Angela Martinez Dy / El Dia is a transcontinental multiracial writer, spoken word artist, queer femme, educator, cultural activist, social entrepreneur, and hip-hop MC.  A performance poet since age 15, she has been integral in bringing youth and young women’s voices to the forefront of the arts communities in Seattle and across the United States.  For more information, visit her blog: El Dia in the UK.

One Comment
  1. June 2, 2010 3:34 pm

    Great article! I’m actually currently writing on the parallels between hip hop culture and anarchism and your mention of resource-sharing fits in perfectly with that. I am also currently working with the Temple of Hip Hop to try to set up a project that would work similarly to what you mentioned. The concept you described with the resource-sharing idea is often called free association in anarchist theory. This is the idea that all individuals in a given society should be allowed access freely and equally to the means of production. This involves the sharing of resources such as machinery, tools, etc. amongst all people for the purpose of production.

    Anyways, again, thanks for the article. I would love to connect with you. My website, which I listed, is based on the revolutionary principles I’m referring to. I would be willing to affiliate and work out a mutual aid relationship (we help you, you help us) if you are interested.

    Thanks!
    Erik Boyd

Comments are closed.

  • Previous Series at GAB

  • TWITTER: What’s going on @GABblog

    Error: Twitter did not respond. Please wait a few minutes and refresh this page.

  • Top Posts
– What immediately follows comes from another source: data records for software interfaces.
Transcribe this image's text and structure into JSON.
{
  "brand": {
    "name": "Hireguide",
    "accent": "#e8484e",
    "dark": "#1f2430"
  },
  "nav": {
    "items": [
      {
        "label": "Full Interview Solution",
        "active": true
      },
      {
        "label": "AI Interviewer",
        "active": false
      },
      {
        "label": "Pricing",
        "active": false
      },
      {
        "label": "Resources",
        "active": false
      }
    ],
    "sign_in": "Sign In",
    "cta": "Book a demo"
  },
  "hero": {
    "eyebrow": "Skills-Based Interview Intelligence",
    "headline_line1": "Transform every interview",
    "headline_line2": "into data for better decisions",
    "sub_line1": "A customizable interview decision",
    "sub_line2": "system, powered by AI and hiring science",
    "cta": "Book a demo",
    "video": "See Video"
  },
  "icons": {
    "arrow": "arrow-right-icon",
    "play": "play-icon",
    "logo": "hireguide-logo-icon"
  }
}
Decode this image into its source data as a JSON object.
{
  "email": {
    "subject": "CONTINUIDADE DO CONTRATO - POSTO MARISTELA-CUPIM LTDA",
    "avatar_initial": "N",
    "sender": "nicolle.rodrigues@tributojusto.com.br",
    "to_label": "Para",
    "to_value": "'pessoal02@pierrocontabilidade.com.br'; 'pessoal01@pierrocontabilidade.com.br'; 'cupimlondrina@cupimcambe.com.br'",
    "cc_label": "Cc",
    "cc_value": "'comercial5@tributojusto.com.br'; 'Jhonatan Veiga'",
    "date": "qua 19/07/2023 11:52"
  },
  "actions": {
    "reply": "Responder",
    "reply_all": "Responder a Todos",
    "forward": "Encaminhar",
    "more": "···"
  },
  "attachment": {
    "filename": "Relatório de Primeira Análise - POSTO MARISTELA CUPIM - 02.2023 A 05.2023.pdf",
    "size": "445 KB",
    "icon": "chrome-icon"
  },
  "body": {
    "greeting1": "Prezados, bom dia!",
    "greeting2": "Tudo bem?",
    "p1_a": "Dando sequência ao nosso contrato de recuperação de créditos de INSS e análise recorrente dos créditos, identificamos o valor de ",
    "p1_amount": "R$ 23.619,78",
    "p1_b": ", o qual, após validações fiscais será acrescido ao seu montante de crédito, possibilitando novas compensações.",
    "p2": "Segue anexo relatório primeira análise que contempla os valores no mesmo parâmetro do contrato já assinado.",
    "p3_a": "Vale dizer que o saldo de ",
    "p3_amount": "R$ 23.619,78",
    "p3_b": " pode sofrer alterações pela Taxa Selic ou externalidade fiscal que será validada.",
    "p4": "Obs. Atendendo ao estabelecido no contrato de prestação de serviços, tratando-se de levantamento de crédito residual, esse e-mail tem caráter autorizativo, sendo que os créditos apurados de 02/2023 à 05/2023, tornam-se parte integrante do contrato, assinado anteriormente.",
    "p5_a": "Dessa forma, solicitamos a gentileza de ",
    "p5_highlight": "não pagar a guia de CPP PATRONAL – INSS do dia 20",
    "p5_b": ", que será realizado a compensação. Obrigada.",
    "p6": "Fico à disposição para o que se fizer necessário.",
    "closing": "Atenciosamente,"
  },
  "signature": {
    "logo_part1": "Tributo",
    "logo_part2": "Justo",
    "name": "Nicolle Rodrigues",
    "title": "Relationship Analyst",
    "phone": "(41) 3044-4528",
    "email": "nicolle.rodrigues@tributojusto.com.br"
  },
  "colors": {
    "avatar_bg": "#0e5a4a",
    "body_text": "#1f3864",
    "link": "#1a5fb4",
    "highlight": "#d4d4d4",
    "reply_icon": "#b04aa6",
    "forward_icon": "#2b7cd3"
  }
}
  • Recommended Reading

  • We participated in Blog for International Women’s Day 2010.

  • NetworkedBlogs

  • %d bloggers like this: